Turkey’s banks could be in for a rough ride
The country’s banks have successfully weathered a series of crises during the past six years. Will this time be different?
What does Turkey’s latest bout of currency volatility mean for the country’s banking sector?
As usual, that was one of the first questions asked by markets after president Recep Tayyip Erdogan dispensed with yet another central bank governor on March 18.
Quite why Naci Agbal was sacked after only three months in post remains unclear. Most initially connected it with the central bank’s decision two days earlier to hike rates by a larger-than-expected 200 basis points, given Erdogan’s apparently unshakeable conviction that higher interest rates are the cause of all economic ills, including inflation.
But then rumours began to spread that Agbal had been pushing for an inquiry into how $140 billion of Turkey’s foreign-exchange reserves came to be dissipated in a futile attempt to defend the lira without raising rates during the inglorious two-year reign of presidential son-in-law Berat Albayrak as economy supremo.
Which explanation is correct will likely remain an open question, given the Turkish government’s approach to transparency, for which Erdogan shows about as much enthusiasm as interest rates.
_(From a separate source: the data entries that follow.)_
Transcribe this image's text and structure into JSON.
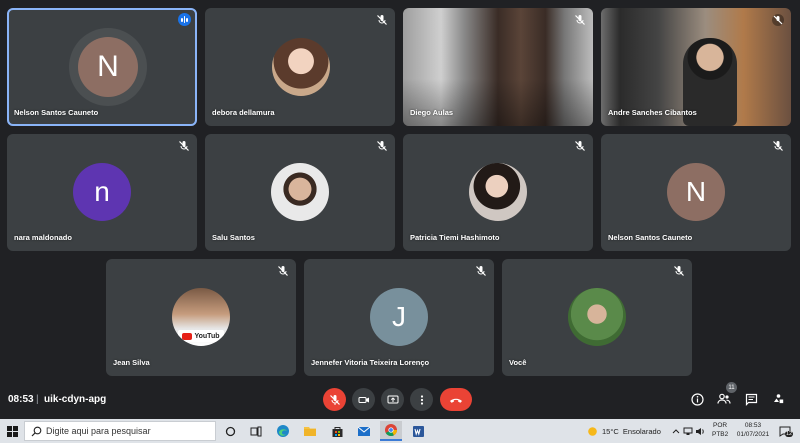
{
  "participants": [
    {
      "name": "Nelson Santos Cauneto",
      "initial": "N"
    },
    {
      "name": "debora dellamura"
    },
    {
      "name": "Diego Aulas"
    },
    {
      "name": "Andre Sanches Cibantos"
    },
    {
      "name": "nara maldonado",
      "initial": "n"
    },
    {
      "name": "Salu Santos"
    },
    {
      "name": "Patricia Tiemi Hashimoto"
    },
    {
      "name": "Nelson Santos Cauneto",
      "initial": "N"
    },
    {
      "name": "Jean Silva",
      "photo_text": "YouTub"
    },
    {
      "name": "Jennefer Vitoria Teixeira Lorenço",
      "initial": "J"
    },
    {
      "name": "Você"
    }
  ],
  "meeting": {
    "time": "08:53",
    "separator": "|",
    "code": "uik-cdyn-apg"
  },
  "participant_count": "11",
  "colors": {
    "background": "#202124",
    "tile": "#3c4043",
    "active_border": "#8ab4f8",
    "end_call": "#ea4335",
    "avatar_brown": "#8d6e63",
    "avatar_purple": "#5e35b1",
    "avatar_slate": "#78909c"
  },
  "taskbar": {
    "search_placeholder": "Digite aqui para pesquisar",
    "weather": "15°C  Ensolarado",
    "lang1": "POR",
    "lang2": "PTB2",
    "clock_time": "08:53",
    "clock_date": "01/07/2021",
    "notif_count": "12"
  }
}
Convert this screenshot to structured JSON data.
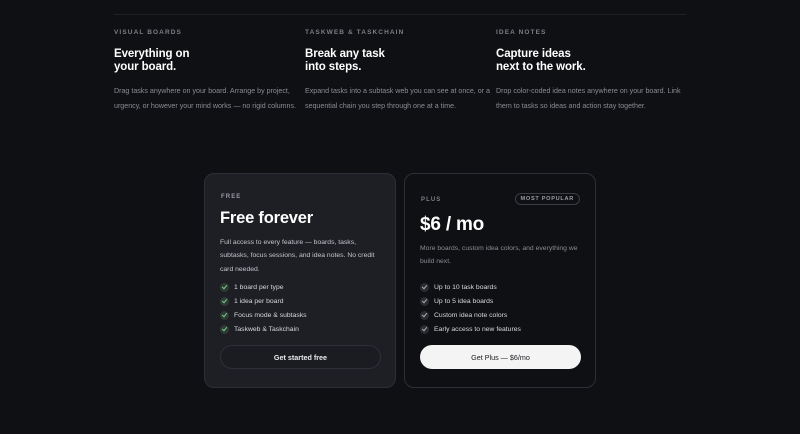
{
  "features": [
    {
      "eyebrow": "VISUAL BOARDS",
      "title": "Everything on\nyour board.",
      "description": "Drag tasks anywhere on your board. Arrange by project, urgency, or however your mind works — no rigid columns."
    },
    {
      "eyebrow": "TASKWEB & TASKCHAIN",
      "title": "Break any task\ninto steps.",
      "description": "Expand tasks into a subtask web you can see at once, or a sequential chain you step through one at a time."
    },
    {
      "eyebrow": "IDEA NOTES",
      "title": "Capture ideas\nnext to the work.",
      "description": "Drop color-coded idea notes anywhere on your board. Link them to tasks so ideas and action stay together."
    }
  ],
  "plans": {
    "free": {
      "tier": "FREE",
      "price": "Free forever",
      "blurb": "Full access to every feature — boards, tasks, subtasks, focus sessions, and idea notes. No credit card needed.",
      "items": [
        "1 board per type",
        "1 idea per board",
        "Focus mode & subtasks",
        "Taskweb & Taskchain"
      ],
      "cta": "Get started free"
    },
    "plus": {
      "tier": "PLUS",
      "badge": "MOST POPULAR",
      "price": "$6 / mo",
      "blurb": "More boards, custom idea colors, and everything we build next.",
      "items": [
        "Up to 10 task boards",
        "Up to 5 idea boards",
        "Custom idea note colors",
        "Early access to new features"
      ],
      "cta": "Get Plus — $6/mo"
    }
  },
  "colors": {
    "background": "#0f1013",
    "free_card": "#1d1f25",
    "check_free": "#6fcf8a"
  }
}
What is crystal clear is that Erdogan’s brief experiment with economic rationality – which began when Albayrak was finally replaced in November by experienced political operator Lütfi Elvan, and Agbal was installed at the central bank – is over.